:: What needs to be done ::
Write out all of the records precisely. Skip anything that is a picture.

===== Entries provided =====

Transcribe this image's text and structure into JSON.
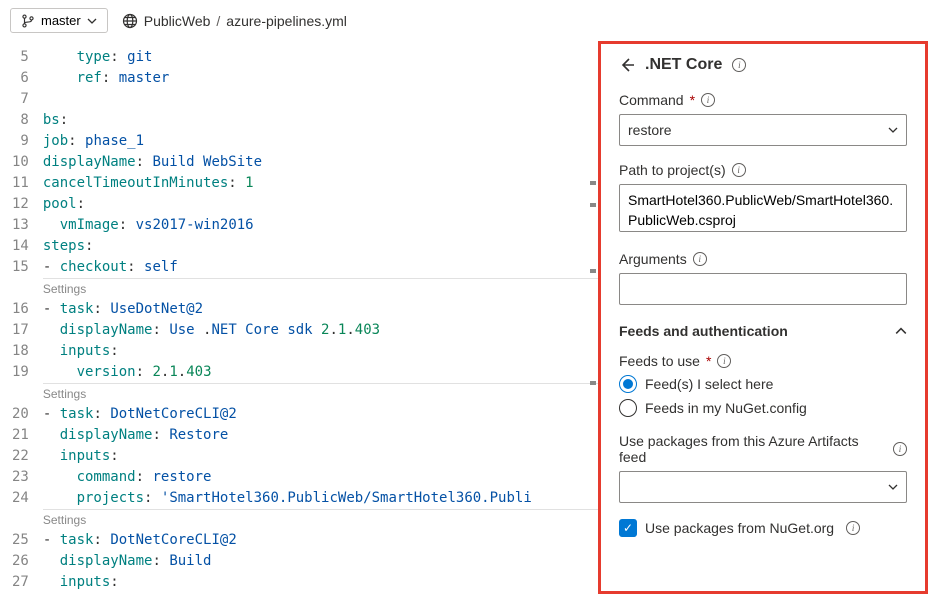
{
  "header": {
    "branch": "master",
    "breadcrumb_root": "PublicWeb",
    "breadcrumb_file": "azure-pipelines.yml"
  },
  "editor": {
    "settings_label": "Settings",
    "lines": [
      {
        "n": 5,
        "html": "    <span class='k'>type</span><span class='c'>:</span> <span class='s'>git</span>"
      },
      {
        "n": 6,
        "html": "    <span class='k'>ref</span><span class='c'>:</span> <span class='s'>master</span>"
      },
      {
        "n": 7,
        "html": ""
      },
      {
        "n": 8,
        "html": "<span class='k'>bs</span><span class='c'>:</span>"
      },
      {
        "n": 9,
        "html": "<span class='k'>job</span><span class='c'>:</span> <span class='s'>phase_1</span>"
      },
      {
        "n": 10,
        "html": "<span class='k'>displayName</span><span class='c'>:</span> <span class='s'>Build WebSite</span>"
      },
      {
        "n": 11,
        "html": "<span class='k'>cancelTimeoutInMinutes</span><span class='c'>:</span> <span class='n'>1</span>"
      },
      {
        "n": 12,
        "html": "<span class='k'>pool</span><span class='c'>:</span>"
      },
      {
        "n": 13,
        "html": "  <span class='k'>vmImage</span><span class='c'>:</span> <span class='s'>vs2017-win2016</span>"
      },
      {
        "n": 14,
        "html": "<span class='k'>steps</span><span class='c'>:</span>"
      },
      {
        "n": 15,
        "html": "<span class='c'>- </span><span class='k'>checkout</span><span class='c'>:</span> <span class='s'>self</span>"
      },
      {
        "settings": true
      },
      {
        "n": 16,
        "html": "<span class='c'>- </span><span class='k'>task</span><span class='c'>:</span> <span class='s'>UseDotNet</span><span class='at'>@2</span>"
      },
      {
        "n": 17,
        "html": "  <span class='k'>displayName</span><span class='c'>:</span> <span class='s'>Use </span><span class='dot'>.</span><span class='s'>NET Core sdk </span><span class='n'>2</span><span class='dot'>.</span><span class='n'>1</span><span class='dot'>.</span><span class='n'>403</span>"
      },
      {
        "n": 18,
        "html": "  <span class='k'>inputs</span><span class='c'>:</span>"
      },
      {
        "n": 19,
        "html": "    <span class='k'>version</span><span class='c'>:</span> <span class='n'>2</span><span class='dot'>.</span><span class='n'>1</span><span class='dot'>.</span><span class='n'>403</span>"
      },
      {
        "settings": true
      },
      {
        "n": 20,
        "html": "<span class='c'>- </span><span class='k'>task</span><span class='c'>:</span> <span class='s'>DotNetCoreCLI</span><span class='at'>@2</span>"
      },
      {
        "n": 21,
        "html": "  <span class='k'>displayName</span><span class='c'>:</span> <span class='s'>Restore</span>"
      },
      {
        "n": 22,
        "html": "  <span class='k'>inputs</span><span class='c'>:</span>"
      },
      {
        "n": 23,
        "html": "    <span class='k'>command</span><span class='c'>:</span> <span class='s'>restore</span>"
      },
      {
        "n": 24,
        "html": "    <span class='k'>projects</span><span class='c'>:</span> <span class='s'>'SmartHotel360.PublicWeb/SmartHotel360.Publi</span>"
      },
      {
        "settings": true
      },
      {
        "n": 25,
        "html": "<span class='c'>- </span><span class='k'>task</span><span class='c'>:</span> <span class='s'>DotNetCoreCLI</span><span class='at'>@2</span>"
      },
      {
        "n": 26,
        "html": "  <span class='k'>displayName</span><span class='c'>:</span> <span class='s'>Build</span>"
      },
      {
        "n": 27,
        "html": "  <span class='k'>inputs</span><span class='c'>:</span>"
      }
    ]
  },
  "panel": {
    "title": ".NET Core",
    "command_label": "Command",
    "command_value": "restore",
    "path_label": "Path to project(s)",
    "path_value": "SmartHotel360.PublicWeb/SmartHotel360.PublicWeb.csproj",
    "args_label": "Arguments",
    "args_value": "",
    "feeds_section": "Feeds and authentication",
    "feeds_to_use_label": "Feeds to use",
    "radio_select_here": "Feed(s) I select here",
    "radio_nuget_config": "Feeds in my NuGet.config",
    "artifacts_label": "Use packages from this Azure Artifacts feed",
    "artifacts_value": "",
    "nuget_checkbox": "Use packages from NuGet.org"
  }
}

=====

:: Output for this exercise ::
Transcribe this image's text and structure into JSON.
{
  "header": {
    "branch": "master",
    "breadcrumb_root": "PublicWeb",
    "breadcrumb_file": "azure-pipelines.yml"
  },
  "editor": {
    "settings_label": "Settings",
    "lines": [
      {
        "n": 5,
        "html": "    <span class='k'>type</span><span class='c'>:</span> <span class='s'>git</span>"
      },
      {
        "n": 6,
        "html": "    <span class='k'>ref</span><span class='c'>:</span> <span class='s'>master</span>"
      },
      {
        "n": 7,
        "html": ""
      },
      {
        "n": 8,
        "html": "<span class='k'>bs</span><span class='c'>:</span>"
      },
      {
        "n": 9,
        "html": "<span class='k'>job</span><span class='c'>:</span> <span class='s'>phase_1</span>"
      },
      {
        "n": 10,
        "html": "<span class='k'>displayName</span><span class='c'>:</span> <span class='s'>Build WebSite</span>"
      },
      {
        "n": 11,
        "html": "<span class='k'>cancelTimeoutInMinutes</span><span class='c'>:</span> <span class='n'>1</span>"
      },
      {
        "n": 12,
        "html": "<span class='k'>pool</span><span class='c'>:</span>"
      },
      {
        "n": 13,
        "html": "  <span class='k'>vmImage</span><span class='c'>:</span> <span class='s'>vs2017-win2016</span>"
      },
      {
        "n": 14,
        "html": "<span class='k'>steps</span><span class='c'>:</span>"
      },
      {
        "n": 15,
        "html": "<span class='c'>- </span><span class='k'>checkout</span><span class='c'>:</span> <span class='s'>self</span>"
      },
      {
        "settings": true
      },
      {
        "n": 16,
        "html": "<span class='c'>- </span><span class='k'>task</span><span class='c'>:</span> <span class='s'>UseDotNet</span><span class='at'>@2</span>"
      },
      {
        "n": 17,
        "html": "  <span class='k'>displayName</span><span class='c'>:</span> <span class='s'>Use </span><span class='dot'>.</span><span class='s'>NET Core sdk </span><span class='n'>2</span><span class='dot'>.</span><span class='n'>1</span><span class='dot'>.</span><span class='n'>403</span>"
      },
      {
        "n": 18,
        "html": "  <span class='k'>inputs</span><span class='c'>:</span>"
      },
      {
        "n": 19,
        "html": "    <span class='k'>version</span><span class='c'>:</span> <span class='n'>2</span><span class='dot'>.</span><span class='n'>1</span><span class='dot'>.</span><span class='n'>403</span>"
      },
      {
        "settings": true
      },
      {
        "n": 20,
        "html": "<span class='c'>- </span><span class='k'>task</span><span class='c'>:</span> <span class='s'>DotNetCoreCLI</span><span class='at'>@2</span>"
      },
      {
        "n": 21,
        "html": "  <span class='k'>displayName</span><span class='c'>:</span> <span class='s'>Restore</span>"
      },
      {
        "n": 22,
        "html": "  <span class='k'>inputs</span><span class='c'>:</span>"
      },
      {
        "n": 23,
        "html": "    <span class='k'>command</span><span class='c'>:</span> <span class='s'>restore</span>"
      },
      {
        "n": 24,
        "html": "    <span class='k'>projects</span><span class='c'>:</span> <span class='s'>'SmartHotel360.PublicWeb/SmartHotel360.Publi</span>"
      },
      {
        "settings": true
      },
      {
        "n": 25,
        "html": "<span class='c'>- </span><span class='k'>task</span><span class='c'>:</span> <span class='s'>DotNetCoreCLI</span><span class='at'>@2</span>"
      },
      {
        "n": 26,
        "html": "  <span class='k'>displayName</span><span class='c'>:</span> <span class='s'>Build</span>"
      },
      {
        "n": 27,
        "html": "  <span class='k'>inputs</span><span class='c'>:</span>"
      }
    ]
  },
  "panel": {
    "title": ".NET Core",
    "command_label": "Command",
    "command_value": "restore",
    "path_label": "Path to project(s)",
    "path_value": "SmartHotel360.PublicWeb/SmartHotel360.PublicWeb.csproj",
    "args_label": "Arguments",
    "args_value": "",
    "feeds_section": "Feeds and authentication",
    "feeds_to_use_label": "Feeds to use",
    "radio_select_here": "Feed(s) I select here",
    "radio_nuget_config": "Feeds in my NuGet.config",
    "artifacts_label": "Use packages from this Azure Artifacts feed",
    "artifacts_value": "",
    "nuget_checkbox": "Use packages from NuGet.org"
  }
}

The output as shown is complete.